- A school culture in which students actively choose nutritious foods and a healthy lifestyle supports learning and health outcomes for children and young people.
- Victorian government schools including primary, secondary, special and language schools, should support a healthy eating culture by developing a healthy school food services and promoting healthy eating principles. Schools should ensure healthy food choices are the major option made available to the school community by their school, and should never supply high sugar content drinks or confectionery.
School food services can have a major impact on the foods and drinks that students are exposed to and consume. Enjoyment of healthy foods and drinks has a wide range of positive benefits for student health and learning outcomes such as:
- providing important nutrients that students need to be alert and engaged in classroom
- activities and for healthy physical development and performance

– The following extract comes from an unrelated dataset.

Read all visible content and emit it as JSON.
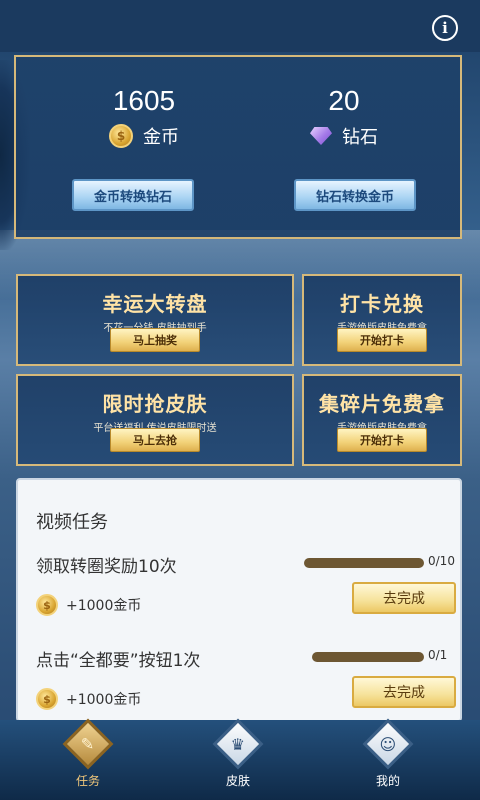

- supporting the development of healthy eating habits and preferences
- paving the way for good health and prevention of chronic illness
It is important that parents, teachers and students work together to support a whole-school-approach to healthy eating and build a school culture which supports students to choose nutritious foods and drinks, and a healthy lifestyle.
A healthy school food service:
- makes it easy for students to choose healthy snacks and meals
- offers a variety of nutritious foods
- promotes foods that are consistent with Australian Dietary Guidelines
- can be an avenue for consistent and continual health education
- complements the diverse elements of the school curriculum
- involves students, parents and the wider school community
- is an integral part of the entire healthy school environment
It is important that parents, teachers and students work together to build a school culture which supports students to choose nutritious foods and drinks, and a healthy lifestyle.
To support a whole-school-approach to healthy eating schools should:
- work with parents, teachers and students to promote healthy eating practices
- apply a healthy eating approach to all food and drink services provided to the school community by the school
- ensure healthy food choices are made available to the school community by their school
- ensure EVERYDAY food and drinks are always available as the main choices and SELECT CAREFULLY food and drinks are selected carefully and limit the availability of OCCASIONALLY food and drinks. (refer to Guidance tab for details on these food categories)
- never supply:
- high sugar content drinks such as energy drinks and flavoured mineral waters with high sugar content
- confectionery such as chocolate, lollies, yoghurt compound and coatings, fudge and chewing gum (refer to Resources for the School Confectionary Guidelines)
- ensure curriculum programs promote a healthy eating approach
The policy applies to
- all foods and drinks provided in the following areas within the school environment:
- school canteens and contracted school food services
- external businesses and retail food outlets supplying schools (for example, milk bars, cafes and bakeries)
- vending machines
- school curriculum activities
- rewards and incentives
- school sporting days, social events and productions
- school-based breakfast programs
- outside school hours care programs on school grounds
This policy does not apply to:
- foods and drinks used for the management of individual student's health conditions
- student lunches and snacks brought from home
- student birthday celebrations
- non-school-related events and activities managed by external organisations on school grounds, for example community sport
- school camps
Special dietary requirements
Some students may require special diets for medical reasons. The school food service should try to meet these needs as far as possible so that all children can enjoy eating a healthy lunch from the canteen. Any special
needs for children with disabilities such as modified texture diets or wheelchair access to the canteen should also be considered.
The school principal, child’s teacher or parents should provide advice of any special dietary needs to canteen staff.
Anaphylactic (severe) food allergy
Contact with certain foods (such as peanuts, cow’s milk, egg, wheat, soy bean, tree nuts, fish and shellfish can be fatal for people with allergies to these foods. The Department has guidelines for schools to support students with anaphylaxis, refer to: Anaphylaxis.
Canteen staff need to be aware of students with such allergies and be familiar with the school’s management strategies for these students.
Role of school council
Many schools have contractual arrangements in relation to their canteens and while these arrangements need to be honored, councils should discuss with licensees ways in which canteens can be compliant with Department policy. Schools that have a specific relationship with a retail shop, for example a local milk bar, also need to consider how the policy can be applied.
Refer to Finance Manual Section 12 Trading Operations for further detail on the role of school council in engaging a third party to operate school canteens.
Confectionery can be defined as a small snack, chocolate or lolly — often sized for individual consumption — of minimal nutritional value and with sugar as a main ingredient. Common names for confectionery include lollies, candy or sweets. Confectionery comes in a variety of shapes, textures from jelly-like, soft and chewy to hard and brittle.
Reviewed 04 October 2021